This ecoregion in northeastern Alberta includes the lower reaches of the Peace and Athabasca rivers, the Peace-Athabasca delta, and the Slave River drainage up to Great Slave Lake in the Northwest Territories. The climate is characterized by short, cool summers and long, cold winters. The mean annual temperature is approximately -2°C. The mean summer temperature is 13°C and the mean winter temperature is -17.5°C. The mean annual precipitation ranges 300-400 mm. The ecoregion is classified as having a subhumid mid-boreal ecoclimate. Its boreal vegetation is typically medium to tall, closed stands of trembling aspen, balsam poplar, and jack pine with white and black spruce, and balsam fir occurring in late successional stages.
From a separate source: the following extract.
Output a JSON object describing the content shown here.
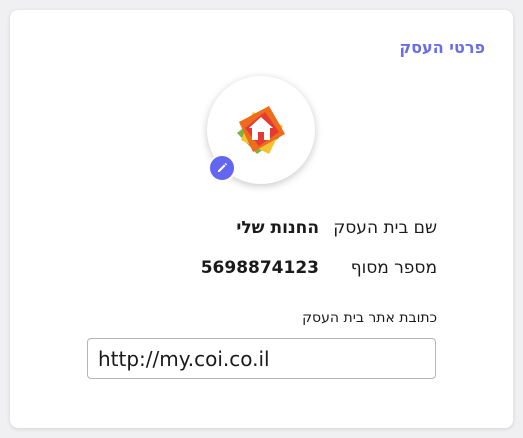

Cold and poorly drained fens and bogs are covered with tamarack, black spruce, ericaceous shrubs, and mosses. Underlain by relatively flat, low-relief Palaeozoic carbonates, and except for the delta, the region is mainly an undulating sandy plain with some eolian features. Up to 50% of the area is covered by peatlands. Sporadic discontinuous permafrost with low ice content is prevalent, mainly in the organic deposits. Dystric Brunisols are the main soils with some Gleysols and some saline inclusions along the Slave River. Regosols and Gleysols are the most common soils on the alluvial materials of the Slave River delta. Characteristic wildlife includes moose, black bear, wolf, lynx, beaver, muskrat, snowshoe hare, waterfowl, sandhill crane, ruffed grouse, and other birds. This region contains most of Wood Buffalo National Park, the largest park in Canada (44 840 km2). It is also the home of the world's largest bison herd. Other land uses include hunting, fishing, trapping, and some mineral exploration. The major communities include Pine Point, Fort Resolution, and Fort Smith. The population of the ecoregion is approximately 5600.
This ecoregion is part of the Boreal Plains ecozone.